In relation to Ms Chen, it was ruled that while graduate medicine requires an undergraduate degree, it is not considered a postgraduate course. However these details were not made clear to students by the university.

Each candidate requires two valid nominators to be considered for the ballot. As Brigid Meney was the second nominator for both James Flynn and Kieran Walton, they too were disqualified from the elections. “I want to challenge it just to say Kieran and James had no idea I was not eligible. I had no idea I was not eligible. It’s all very vague,” Ms Meney said.

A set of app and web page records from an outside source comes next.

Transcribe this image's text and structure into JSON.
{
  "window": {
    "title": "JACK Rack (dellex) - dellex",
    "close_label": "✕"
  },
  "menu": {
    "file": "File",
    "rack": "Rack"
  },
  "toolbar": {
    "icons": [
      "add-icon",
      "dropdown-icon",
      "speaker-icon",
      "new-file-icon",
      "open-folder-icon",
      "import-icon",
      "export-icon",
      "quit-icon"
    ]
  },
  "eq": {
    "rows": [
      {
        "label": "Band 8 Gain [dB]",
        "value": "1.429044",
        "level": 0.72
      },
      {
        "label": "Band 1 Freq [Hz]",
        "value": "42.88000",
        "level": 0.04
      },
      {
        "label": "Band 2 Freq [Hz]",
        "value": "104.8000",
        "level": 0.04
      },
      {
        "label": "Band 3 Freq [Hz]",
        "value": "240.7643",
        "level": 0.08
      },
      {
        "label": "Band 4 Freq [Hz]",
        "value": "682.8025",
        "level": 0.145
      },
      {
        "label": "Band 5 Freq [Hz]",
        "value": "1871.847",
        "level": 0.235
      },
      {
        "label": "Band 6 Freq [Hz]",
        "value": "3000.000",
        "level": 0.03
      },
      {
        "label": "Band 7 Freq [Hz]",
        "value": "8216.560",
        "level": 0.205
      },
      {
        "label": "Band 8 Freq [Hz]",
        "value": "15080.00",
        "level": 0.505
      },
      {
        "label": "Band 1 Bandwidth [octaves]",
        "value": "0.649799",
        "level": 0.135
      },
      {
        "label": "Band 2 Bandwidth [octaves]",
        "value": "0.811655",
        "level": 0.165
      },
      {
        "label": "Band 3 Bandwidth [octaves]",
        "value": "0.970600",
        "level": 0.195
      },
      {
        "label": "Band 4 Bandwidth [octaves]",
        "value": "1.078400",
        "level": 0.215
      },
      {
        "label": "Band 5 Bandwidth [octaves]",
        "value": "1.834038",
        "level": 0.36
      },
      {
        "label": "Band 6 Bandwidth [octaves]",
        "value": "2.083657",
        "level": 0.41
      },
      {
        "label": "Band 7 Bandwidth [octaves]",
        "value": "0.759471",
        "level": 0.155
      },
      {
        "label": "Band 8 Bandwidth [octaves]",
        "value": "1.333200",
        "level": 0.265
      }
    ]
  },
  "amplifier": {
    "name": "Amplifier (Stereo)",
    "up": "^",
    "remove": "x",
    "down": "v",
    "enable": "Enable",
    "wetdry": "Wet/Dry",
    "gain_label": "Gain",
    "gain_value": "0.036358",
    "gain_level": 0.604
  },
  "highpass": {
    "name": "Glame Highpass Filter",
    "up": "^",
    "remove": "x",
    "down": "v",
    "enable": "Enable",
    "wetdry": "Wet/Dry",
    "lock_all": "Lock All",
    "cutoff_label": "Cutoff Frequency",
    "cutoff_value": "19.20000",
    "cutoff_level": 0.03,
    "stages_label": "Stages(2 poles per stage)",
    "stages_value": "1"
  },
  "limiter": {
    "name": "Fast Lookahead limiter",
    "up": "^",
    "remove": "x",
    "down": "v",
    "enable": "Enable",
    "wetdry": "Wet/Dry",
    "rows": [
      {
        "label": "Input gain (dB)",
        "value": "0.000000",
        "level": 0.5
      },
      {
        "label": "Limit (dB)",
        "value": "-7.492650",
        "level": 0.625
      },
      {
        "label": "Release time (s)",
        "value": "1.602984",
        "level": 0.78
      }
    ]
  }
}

According to Mr Scriven, previous administrations have found it difficult to find people interested in running. “We’ve had elections but they haven’t been contested. There were too few nominees in relation to positions,” he said. “Because it hasn’t happened for six years, this took us by surprise.”

Mr Scriven expressed concern over the composition of Mr Maheswaran’s ticket. “In the past, SUPRA has been a more deliberative space, not formed by factions but individuals who run. The one worry I have about their ticket is that there are eight JD students, when we’ve got people from ten different departments or faculties. It’s concerning in terms of diversity.”

Mr Maheswaran responded: “We’re not just eight JD students, we’re from several faculties. One in two of ‘SupraNova’’s candidates are international students. People are more than their degree title.”

According to Mr Maheswaran, Council failed to appoint an Electoral Legal Arbiter until well after elections started. “It’s spurious the way this election has been held,” he said. “All our personal information has been the subject of scrutiny by the ‘Postgrads’ because they are current office bearers. There has been a significant conflict of interest in having those same individuals assist the Returning Officer.”

“No matter the result, I will be asking the Vice-Chancellor to exercise his reserve powers and investigate breaches of electoral regulation and conflicts that have plagued this election,” Mr Maheswaran said.